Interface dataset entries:
::::

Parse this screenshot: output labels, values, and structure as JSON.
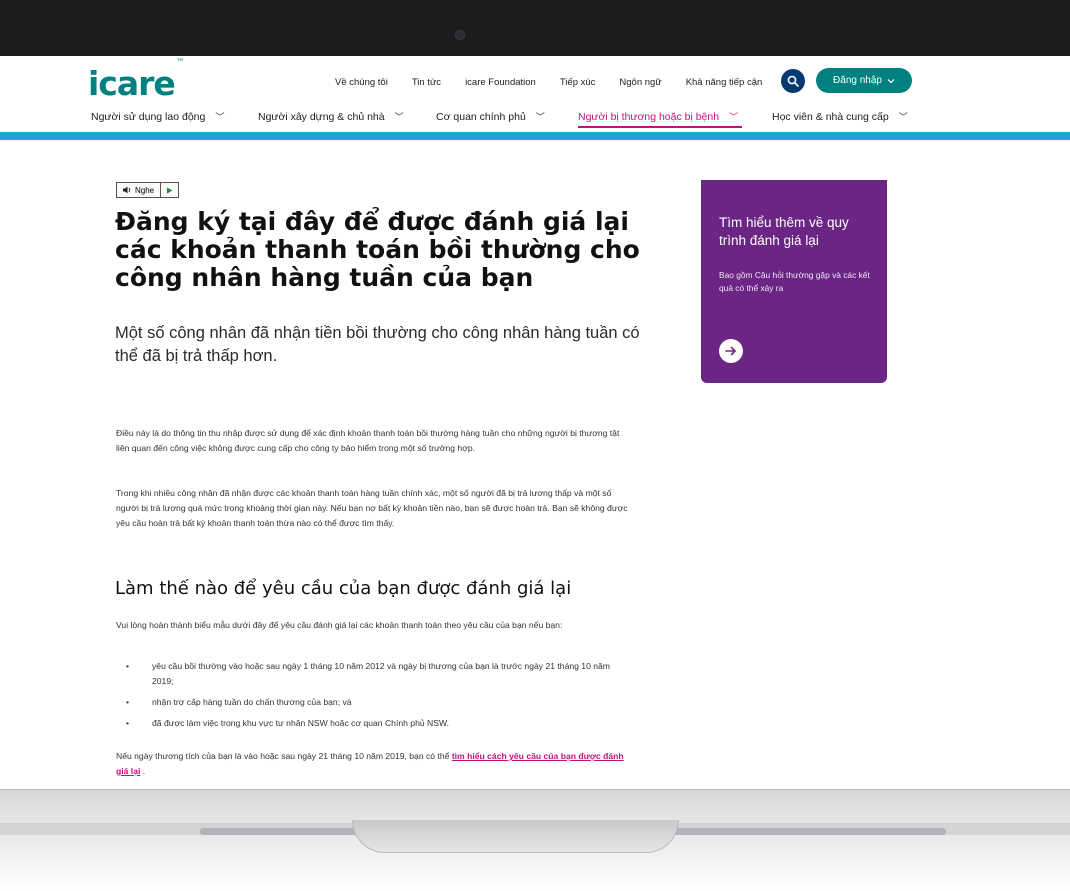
{
  "header": {
    "logo_text": "icare",
    "logo_tm": "™",
    "top_links": [
      "Về chúng tôi",
      "Tin tức",
      "icare Foundation",
      "Tiếp xúc",
      "Ngôn ngữ",
      "Khả năng tiếp cận"
    ],
    "login_label": "Đăng nhập",
    "search_icon": "search-icon"
  },
  "main_nav": {
    "items": [
      {
        "label": "Người sử dụng lao động",
        "active": false
      },
      {
        "label": "Người xây dựng & chủ nhà",
        "active": false
      },
      {
        "label": "Cơ quan chính phủ",
        "active": false
      },
      {
        "label": "Người bị thương hoặc bị bệnh",
        "active": true
      },
      {
        "label": "Học viên & nhà cung cấp",
        "active": false
      }
    ]
  },
  "listen": {
    "label": "Nghe"
  },
  "content": {
    "title": "Đăng ký tại đây để được đánh giá lại các khoản thanh toán bồi thường cho công nhân hàng tuần của bạn",
    "lead": "Một số công nhân đã nhận tiền bồi thường cho công nhân hàng tuần có thể đã bị trả thấp hơn.",
    "para1": "Điều này là do thông tin thu nhập được sử dụng để xác định khoản thanh toán bồi thường hàng tuần cho những người bị thương tật liên quan đến công việc không được cung cấp cho công ty bảo hiểm trong một số trường hợp.",
    "para2": "Trong khi nhiều công nhân đã nhận được các khoản thanh toán hàng tuần chính xác, một số người đã bị trả lương thấp và một số người bị trả lương quá mức trong khoảng thời gian này. Nếu bạn nợ bất kỳ khoản tiền nào, bạn sẽ được hoàn trả. Bạn sẽ không được yêu cầu hoàn trả bất kỳ khoản thanh toán thừa nào có thể được tìm thấy.",
    "heading2": "Làm thế nào để yêu cầu của bạn được đánh giá lại",
    "para3": "Vui lòng hoàn thành biểu mẫu dưới đây để yêu cầu đánh giá lại các khoản thanh toán theo yêu cầu của bạn nếu bạn:",
    "bullets": [
      "yêu cầu bồi thường vào hoặc sau ngày 1 tháng 10 năm 2012 và ngày bị thương của bạn là trước ngày 21 tháng 10 năm 2019;",
      "nhận trợ cấp hàng tuần do chấn thương của bạn; và",
      "đã được làm việc trong khu vực tư nhân NSW hoặc cơ quan Chính phủ NSW."
    ],
    "final_text": "Nếu ngày thương tích của bạn là vào hoặc sau ngày 21 tháng 10 năm 2019, bạn có thể ",
    "final_link": "tìm hiểu cách yêu cầu của bạn được đánh giá lại",
    "final_end": " ."
  },
  "card": {
    "title": "Tìm hiểu thêm về quy trình đánh giá lại",
    "text": "Bao gồm Câu hỏi thường gặp và các kết quả có thể xảy ra",
    "color": "#6b2585"
  },
  "colors": {
    "brand": "#00807f",
    "accent_bar": "#1fa2d6",
    "active_nav": "#c8107d",
    "search_bg": "#003a70"
  }
}
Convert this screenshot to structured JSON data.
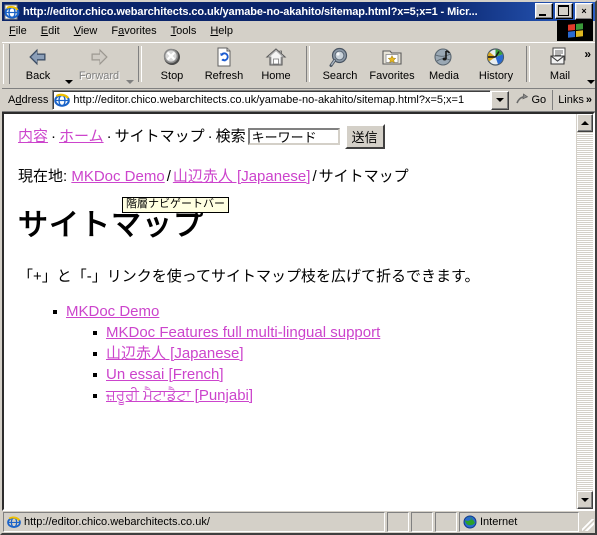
{
  "window": {
    "title": "http://editor.chico.webarchitects.co.uk/yamabe-no-akahito/sitemap.html?x=5;x=1 - Micr...",
    "title_icon": "ie-document-icon",
    "minimize_label": "",
    "maximize_label": "",
    "close_label": "×"
  },
  "menu": {
    "items": [
      {
        "label": "File",
        "accel": "F"
      },
      {
        "label": "Edit",
        "accel": "E"
      },
      {
        "label": "View",
        "accel": "V"
      },
      {
        "label": "Favorites",
        "accel": "a"
      },
      {
        "label": "Tools",
        "accel": "T"
      },
      {
        "label": "Help",
        "accel": "H"
      }
    ]
  },
  "toolbar": {
    "buttons": [
      {
        "label": "Back",
        "icon": "back-arrow-icon",
        "enabled": true,
        "has_menu": true
      },
      {
        "label": "Forward",
        "icon": "forward-arrow-icon",
        "enabled": false,
        "has_menu": true
      },
      {
        "label": "Stop",
        "icon": "stop-icon",
        "enabled": true,
        "has_menu": false
      },
      {
        "label": "Refresh",
        "icon": "refresh-icon",
        "enabled": true,
        "has_menu": false
      },
      {
        "label": "Home",
        "icon": "home-icon",
        "enabled": true,
        "has_menu": false
      },
      {
        "label": "Search",
        "icon": "search-icon",
        "enabled": true,
        "has_menu": false
      },
      {
        "label": "Favorites",
        "icon": "favorites-folder-icon",
        "enabled": true,
        "has_menu": false
      },
      {
        "label": "Media",
        "icon": "media-icon",
        "enabled": true,
        "has_menu": false
      },
      {
        "label": "History",
        "icon": "history-icon",
        "enabled": true,
        "has_menu": false
      },
      {
        "label": "Mail",
        "icon": "mail-icon",
        "enabled": true,
        "has_menu": true
      }
    ],
    "overflow_chevron": "»"
  },
  "address_bar": {
    "label": "Address",
    "url": "http://editor.chico.webarchitects.co.uk/yamabe-no-akahito/sitemap.html?x=5;x=1",
    "go_label": "Go",
    "links_label": "Links",
    "links_chevron": "»"
  },
  "page": {
    "nav": {
      "items": [
        {
          "label": "内容",
          "link": true
        },
        {
          "label": "ホーム",
          "link": true
        },
        {
          "label": "サイトマップ",
          "link": false
        },
        {
          "label": "検索",
          "link": false
        }
      ],
      "separator": "·"
    },
    "search": {
      "value": "キーワード",
      "placeholder": "キーワード",
      "submit_label": "送信"
    },
    "breadcrumb": {
      "label": "現在地:",
      "separator": "/",
      "items": [
        {
          "label": "MKDoc Demo",
          "link": true
        },
        {
          "label": "山辺赤人 [Japanese]",
          "link": true
        },
        {
          "label": "サイトマップ",
          "link": false
        }
      ]
    },
    "tooltip": "階層ナビゲートバー",
    "title": "サイトマップ",
    "intro": "「+」と「-」リンクを使ってサイトマップ枝を広げて折るできます。",
    "sitemap": {
      "root": "MKDoc Demo",
      "children": [
        "MKDoc Features full multi-lingual support",
        "山辺赤人 [Japanese]",
        "Un essai [French]",
        "ਜ਼ਰੂਰੀ ਮੈਟਾਡੈਟਾ [Punjabi]"
      ]
    }
  },
  "status_bar": {
    "url": "http://editor.chico.webarchitects.co.uk/",
    "zone": "Internet",
    "zone_icon": "globe-icon"
  },
  "colors": {
    "link": "#cc44cc",
    "titlebar": "#0a246a",
    "chrome": "#d4d0c8",
    "tooltip_bg": "#ffffe1"
  },
  "scrollbar": {
    "up_arrow": "▲",
    "down_arrow": "▼"
  }
}
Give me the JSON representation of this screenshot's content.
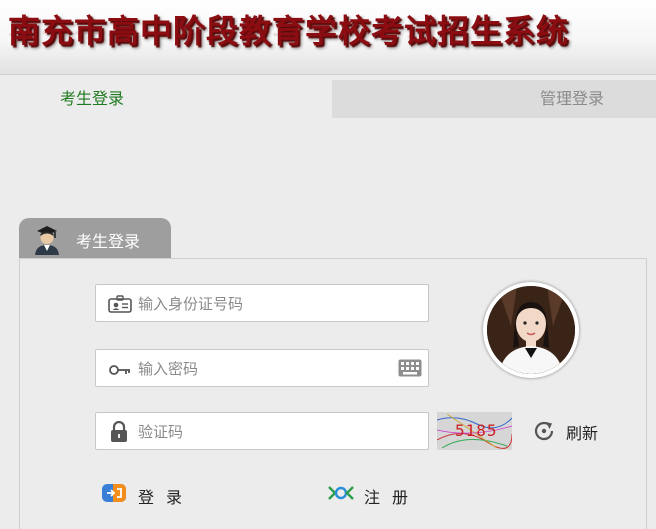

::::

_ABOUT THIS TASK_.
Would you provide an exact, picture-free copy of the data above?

_RESPONSE TO THE TASK_.
Parse this screenshot: output labels, values, and structure as JSON.
{
  "header": {
    "logo_text": "icare",
    "logo_tm": "™",
    "top_links": [
      "Về chúng tôi",
      "Tin tức",
      "icare Foundation",
      "Tiếp xúc",
      "Ngôn ngữ",
      "Khả năng tiếp cận"
    ],
    "login_label": "Đăng nhập",
    "search_icon": "search-icon"
  },
  "main_nav": {
    "items": [
      {
        "label": "Người sử dụng lao động",
        "active": false
      },
      {
        "label": "Người xây dựng & chủ nhà",
        "active": false
      },
      {
        "label": "Cơ quan chính phủ",
        "active": false
      },
      {
        "label": "Người bị thương hoặc bị bệnh",
        "active": true
      },
      {
        "label": "Học viên & nhà cung cấp",
        "active": false
      }
    ]
  },
  "listen": {
    "label": "Nghe"
  },
  "content": {
    "title": "Đăng ký tại đây để được đánh giá lại các khoản thanh toán bồi thường cho công nhân hàng tuần của bạn",
    "lead": "Một số công nhân đã nhận tiền bồi thường cho công nhân hàng tuần có thể đã bị trả thấp hơn.",
    "para1": "Điều này là do thông tin thu nhập được sử dụng để xác định khoản thanh toán bồi thường hàng tuần cho những người bị thương tật liên quan đến công việc không được cung cấp cho công ty bảo hiểm trong một số trường hợp.",
    "para2": "Trong khi nhiều công nhân đã nhận được các khoản thanh toán hàng tuần chính xác, một số người đã bị trả lương thấp và một số người bị trả lương quá mức trong khoảng thời gian này. Nếu bạn nợ bất kỳ khoản tiền nào, bạn sẽ được hoàn trả. Bạn sẽ không được yêu cầu hoàn trả bất kỳ khoản thanh toán thừa nào có thể được tìm thấy.",
    "heading2": "Làm thế nào để yêu cầu của bạn được đánh giá lại",
    "para3": "Vui lòng hoàn thành biểu mẫu dưới đây để yêu cầu đánh giá lại các khoản thanh toán theo yêu cầu của bạn nếu bạn:",
    "bullets": [
      "yêu cầu bồi thường vào hoặc sau ngày 1 tháng 10 năm 2012 và ngày bị thương của bạn là trước ngày 21 tháng 10 năm 2019;",
      "nhận trợ cấp hàng tuần do chấn thương của bạn; và",
      "đã được làm việc trong khu vực tư nhân NSW hoặc cơ quan Chính phủ NSW."
    ],
    "final_text": "Nếu ngày thương tích của bạn là vào hoặc sau ngày 21 tháng 10 năm 2019, bạn có thể ",
    "final_link": "tìm hiểu cách yêu cầu của bạn được đánh giá lại",
    "final_end": " ."
  },
  "card": {
    "title": "Tìm hiểu thêm về quy trình đánh giá lại",
    "text": "Bao gồm Câu hỏi thường gặp và các kết quả có thể xảy ra",
    "color": "#6b2585"
  },
  "colors": {
    "brand": "#00807f",
    "accent_bar": "#1fa2d6",
    "active_nav": "#c8107d",
    "search_bg": "#003a70"
  }
}
Convert this screenshot to structured JSON data.
{
  "window": {
    "title": "http://editor.chico.webarchitects.co.uk/yamabe-no-akahito/sitemap.html?x=5;x=1 - Micr...",
    "title_icon": "ie-document-icon",
    "minimize_label": "",
    "maximize_label": "",
    "close_label": "×"
  },
  "menu": {
    "items": [
      {
        "label": "File",
        "accel": "F"
      },
      {
        "label": "Edit",
        "accel": "E"
      },
      {
        "label": "View",
        "accel": "V"
      },
      {
        "label": "Favorites",
        "accel": "a"
      },
      {
        "label": "Tools",
        "accel": "T"
      },
      {
        "label": "Help",
        "accel": "H"
      }
    ]
  },
  "toolbar": {
    "buttons": [
      {
        "label": "Back",
        "icon": "back-arrow-icon",
        "enabled": true,
        "has_menu": true
      },
      {
        "label": "Forward",
        "icon": "forward-arrow-icon",
        "enabled": false,
        "has_menu": true
      },
      {
        "label": "Stop",
        "icon": "stop-icon",
        "enabled": true,
        "has_menu": false
      },
      {
        "label": "Refresh",
        "icon": "refresh-icon",
        "enabled": true,
        "has_menu": false
      },
      {
        "label": "Home",
        "icon": "home-icon",
        "enabled": true,
        "has_menu": false
      },
      {
        "label": "Search",
        "icon": "search-icon",
        "enabled": true,
        "has_menu": false
      },
      {
        "label": "Favorites",
        "icon": "favorites-folder-icon",
        "enabled": true,
        "has_menu": false
      },
      {
        "label": "Media",
        "icon": "media-icon",
        "enabled": true,
        "has_menu": false
      },
      {
        "label": "History",
        "icon": "history-icon",
        "enabled": true,
        "has_menu": false
      },
      {
        "label": "Mail",
        "icon": "mail-icon",
        "enabled": true,
        "has_menu": true
      }
    ],
    "overflow_chevron": "»"
  },
  "address_bar": {
    "label": "Address",
    "url": "http://editor.chico.webarchitects.co.uk/yamabe-no-akahito/sitemap.html?x=5;x=1",
    "go_label": "Go",
    "links_label": "Links",
    "links_chevron": "»"
  },
  "page": {
    "nav": {
      "items": [
        {
          "label": "内容",
          "link": true
        },
        {
          "label": "ホーム",
          "link": true
        },
        {
          "label": "サイトマップ",
          "link": false
        },
        {
          "label": "検索",
          "link": false
        }
      ],
      "separator": "·"
    },
    "search": {
      "value": "キーワード",
      "placeholder": "キーワード",
      "submit_label": "送信"
    },
    "breadcrumb": {
      "label": "現在地:",
      "separator": "/",
      "items": [
        {
          "label": "MKDoc Demo",
          "link": true
        },
        {
          "label": "山辺赤人 [Japanese]",
          "link": true
        },
        {
          "label": "サイトマップ",
          "link": false
        }
      ]
    },
    "tooltip": "階層ナビゲートバー",
    "title": "サイトマップ",
    "intro": "「+」と「-」リンクを使ってサイトマップ枝を広げて折るできます。",
    "sitemap": {
      "root": "MKDoc Demo",
      "children": [
        "MKDoc Features full multi-lingual support",
        "山辺赤人 [Japanese]",
        "Un essai [French]",
        "ਜ਼ਰੂਰੀ ਮੈਟਾਡੈਟਾ [Punjabi]"
      ]
    }
  },
  "status_bar": {
    "url": "http://editor.chico.webarchitects.co.uk/",
    "zone": "Internet",
    "zone_icon": "globe-icon"
  },
  "colors": {
    "link": "#cc44cc",
    "titlebar": "#0a246a",
    "chrome": "#d4d0c8",
    "tooltip_bg": "#ffffe1"
  },
  "scrollbar": {
    "up_arrow": "▲",
    "down_arrow": "▼"
  }
}
Give me the JSON representation of this screenshot's content.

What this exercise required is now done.